Underground U.S.A. 1980. USA. Directed by Eric Mitchell. With Patti Astor, Rene Ricard, Jackie Curtis, Cookie Mueller, Taylor Mead, Tom Wright, Teri Toye. Set design by Jedd Garet. 16mm. 85 min.
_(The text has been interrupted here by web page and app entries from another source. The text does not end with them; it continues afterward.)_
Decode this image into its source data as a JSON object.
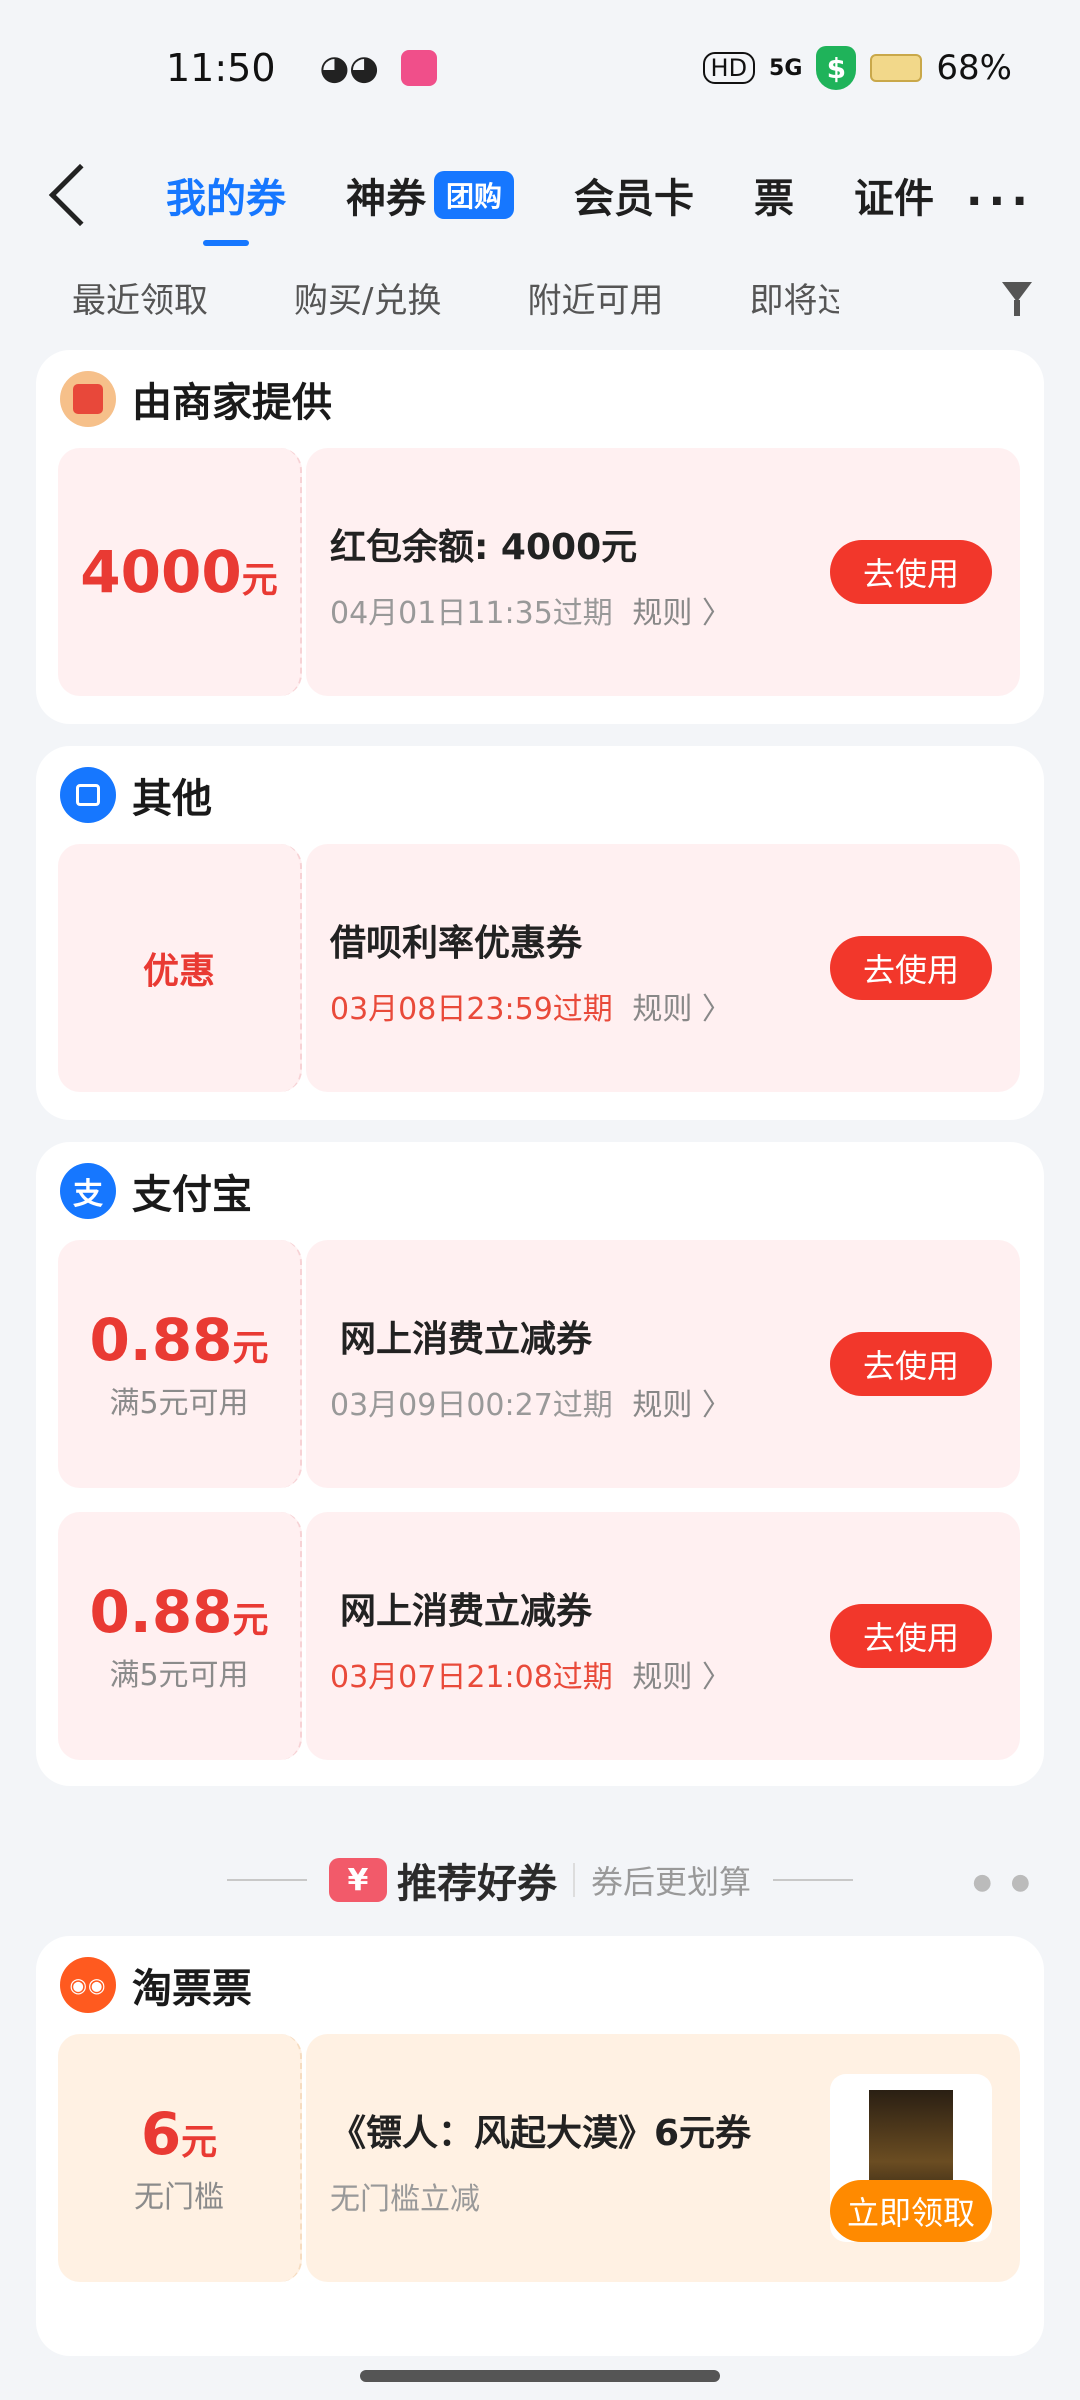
{
  "status_bar": {
    "time": "11:50",
    "network": "5G",
    "battery": "68%"
  },
  "nav": {
    "tabs": [
      "我的券",
      "神券",
      "会员卡",
      "票",
      "证件"
    ],
    "group_badge": "团购",
    "more_label": "···"
  },
  "filters": [
    "最近领取",
    "购买/兑换",
    "附近可用",
    "即将过期"
  ],
  "sections": {
    "merchant": {
      "title": "由商家提供",
      "coupon": {
        "amount": "4000",
        "unit": "元",
        "title": "红包余额: 4000元",
        "expiry": "04月01日11:35过期",
        "rule": "规则 〉",
        "button": "去使用"
      }
    },
    "other": {
      "title": "其他",
      "coupon": {
        "label": "优惠",
        "title": "借呗利率优惠券",
        "expiry": "03月08日23:59过期",
        "rule": "规则 〉",
        "button": "去使用"
      }
    },
    "alipay": {
      "title": "支付宝",
      "coupons": [
        {
          "amount": "0.88",
          "unit": "元",
          "condition": "满5元可用",
          "title": "网上消费立减券",
          "expiry": "03月09日00:27过期",
          "rule": "规则 〉",
          "button": "去使用"
        },
        {
          "amount": "0.88",
          "unit": "元",
          "condition": "满5元可用",
          "title": "网上消费立减券",
          "expiry": "03月07日21:08过期",
          "rule": "规则 〉",
          "button": "去使用"
        }
      ]
    }
  },
  "recommend": {
    "tag": "¥",
    "title": "推荐好券",
    "subtitle": "券后更划算",
    "card": {
      "title": "淘票票",
      "icon_text": "◉◉",
      "coupon": {
        "amount": "6",
        "unit": "元",
        "condition": "无门槛",
        "title": "《镖人：风起大漠》6元券",
        "desc": "无门槛立减",
        "button": "立即领取"
      }
    }
  },
  "icons": {
    "merchant": "red-envelope-icon",
    "other": "store-icon",
    "alipay": "alipay-logo-icon",
    "taopiaopiao": "taopiaopiao-logo-icon"
  },
  "colors": {
    "accent": "#1677ff",
    "red": "#f2372b",
    "orange": "#ff8a00"
  }
}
In a highlight of her No Wave film career, Downtown dignitary Patti Astor is at the center of Underground U.S.A., Eric Mitchell's take on Sunset Boulevard crossed with Warhol's Factory. The washed-up superstar's encounters across Manhattan's art, fashion, and club circles are an occasion for deadpan and camp performances (chiefly by Rene Ricard, as her mannered butler and companion) to contrast with Astor's tragic ennui. The narrative flourishes under heavily shadowed lighting that, together with artful costume and scenic design, reclaim the look of Technicolor melodrama as a No Wave strategy (by way of Godard and Fassbinder). All the while, the film's release looked decidedly ahead: shot in 16mm (following two Super8 features by Mitchell), the film signaled the blooming of Downtown's aesthetic beyond its native clubs and alternative spaces. Underground U.S.A. ran for nearly six months as a midnight movie at St. Marks Cinema, and was presented at The Museum of Modern Art in a Cineprobe evening (a precursor to Modern Mondays), after which the film was added to the Museum's collection.